Irish officials in talks on scholarship cut

 

TAOISEACH:TAOISEACH ENDA Kenny has said Irish officials in the Embassy in the US were in contact with the authorities there about the recent decision by the US state department to abolish funding for the Mitchell Scholarships,

“The Mitchell Scholarship is a valuable programme,” he said, speaking after a civic reception at Midleton Town Hall, Co Cork, on his way to the Ireland Funds gala dinner at Ballymaloe House.

“I’ve met with members of the Mitchell Scholarship teams over the years and I’ve found them very interesting, very invigorated, excited young people about the programme.

“As I understand it the intention is to withdraw funding effective from September 2013. I regard it as a valuable programme.

“Ireland did contribute to this in setting it up in the beginning and we’ll see how the discussions go between the Irish officials and the Americans.”

The Taoiseach said he was looking forward to meeting former president Bill Clinton again. “He’s a man who has given of his time and generosity to this country on so many occasions. It’s a great occasion for Castlemartyr and for Ballymaloe and for the Ireland Funds.”

“I have to say that the ambition of raising over $100 million in less than a year was extraordinary and that’s been increased with a new target. So these are philanthropists of a very generous nature and they know that those funds have been put to very good effect.

“I often make the point about Pieta House and Joan Freeman dealing with young people who might have a tendency to self-harm.
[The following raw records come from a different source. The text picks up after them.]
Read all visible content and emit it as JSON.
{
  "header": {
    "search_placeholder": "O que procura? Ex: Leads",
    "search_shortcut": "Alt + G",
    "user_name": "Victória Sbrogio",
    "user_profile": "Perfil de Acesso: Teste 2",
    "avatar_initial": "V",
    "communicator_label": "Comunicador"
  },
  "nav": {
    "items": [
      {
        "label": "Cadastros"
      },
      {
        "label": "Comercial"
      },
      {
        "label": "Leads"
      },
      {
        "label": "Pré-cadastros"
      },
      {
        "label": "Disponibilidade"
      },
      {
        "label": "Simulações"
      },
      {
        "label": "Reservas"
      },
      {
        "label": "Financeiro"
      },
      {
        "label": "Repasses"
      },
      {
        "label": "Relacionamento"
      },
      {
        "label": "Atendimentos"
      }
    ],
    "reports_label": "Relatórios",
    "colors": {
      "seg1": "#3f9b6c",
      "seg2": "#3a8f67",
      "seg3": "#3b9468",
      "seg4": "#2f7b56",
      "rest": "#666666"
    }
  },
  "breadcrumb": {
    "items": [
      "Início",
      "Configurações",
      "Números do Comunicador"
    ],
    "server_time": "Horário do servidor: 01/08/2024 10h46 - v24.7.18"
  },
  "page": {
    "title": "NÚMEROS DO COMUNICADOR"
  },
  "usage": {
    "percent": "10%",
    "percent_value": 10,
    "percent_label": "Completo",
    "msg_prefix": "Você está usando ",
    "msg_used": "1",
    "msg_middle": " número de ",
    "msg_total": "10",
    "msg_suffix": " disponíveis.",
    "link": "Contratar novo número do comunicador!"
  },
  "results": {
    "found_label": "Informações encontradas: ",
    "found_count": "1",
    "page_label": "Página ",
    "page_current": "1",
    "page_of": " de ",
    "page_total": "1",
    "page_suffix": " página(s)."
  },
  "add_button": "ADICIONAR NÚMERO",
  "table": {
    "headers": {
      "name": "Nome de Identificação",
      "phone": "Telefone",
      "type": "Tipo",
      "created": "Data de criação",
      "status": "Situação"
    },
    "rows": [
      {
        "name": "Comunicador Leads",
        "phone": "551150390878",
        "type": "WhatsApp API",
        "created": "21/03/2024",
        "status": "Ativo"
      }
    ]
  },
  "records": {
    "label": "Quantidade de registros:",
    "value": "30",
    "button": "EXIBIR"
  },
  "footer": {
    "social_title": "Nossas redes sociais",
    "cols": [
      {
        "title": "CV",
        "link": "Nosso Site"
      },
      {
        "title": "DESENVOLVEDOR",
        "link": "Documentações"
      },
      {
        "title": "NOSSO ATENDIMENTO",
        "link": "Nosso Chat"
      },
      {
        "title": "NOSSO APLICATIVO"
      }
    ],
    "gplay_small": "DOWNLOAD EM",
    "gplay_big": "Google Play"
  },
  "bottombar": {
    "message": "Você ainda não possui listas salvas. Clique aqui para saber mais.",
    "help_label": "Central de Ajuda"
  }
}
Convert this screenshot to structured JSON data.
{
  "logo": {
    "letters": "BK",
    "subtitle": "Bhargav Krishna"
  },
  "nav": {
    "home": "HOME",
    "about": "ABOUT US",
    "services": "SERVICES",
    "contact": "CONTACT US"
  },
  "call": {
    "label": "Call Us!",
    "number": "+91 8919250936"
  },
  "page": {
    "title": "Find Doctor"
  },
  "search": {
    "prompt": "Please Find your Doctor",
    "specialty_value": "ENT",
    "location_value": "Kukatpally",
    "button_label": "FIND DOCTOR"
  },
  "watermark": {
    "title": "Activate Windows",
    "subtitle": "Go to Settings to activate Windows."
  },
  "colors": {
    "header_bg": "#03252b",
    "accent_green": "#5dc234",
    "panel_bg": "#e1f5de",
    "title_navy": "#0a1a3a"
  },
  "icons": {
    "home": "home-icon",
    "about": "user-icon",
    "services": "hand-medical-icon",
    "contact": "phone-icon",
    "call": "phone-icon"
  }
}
Rather than just being a charity they are an investment in the future quality of lives of people.

“Bill Clinton, through his work and through the work of his wife and the American governments have ensured that young people in Northern Ireland can be born and raised and live and die in peace and that’s a great legacy to leave behind.”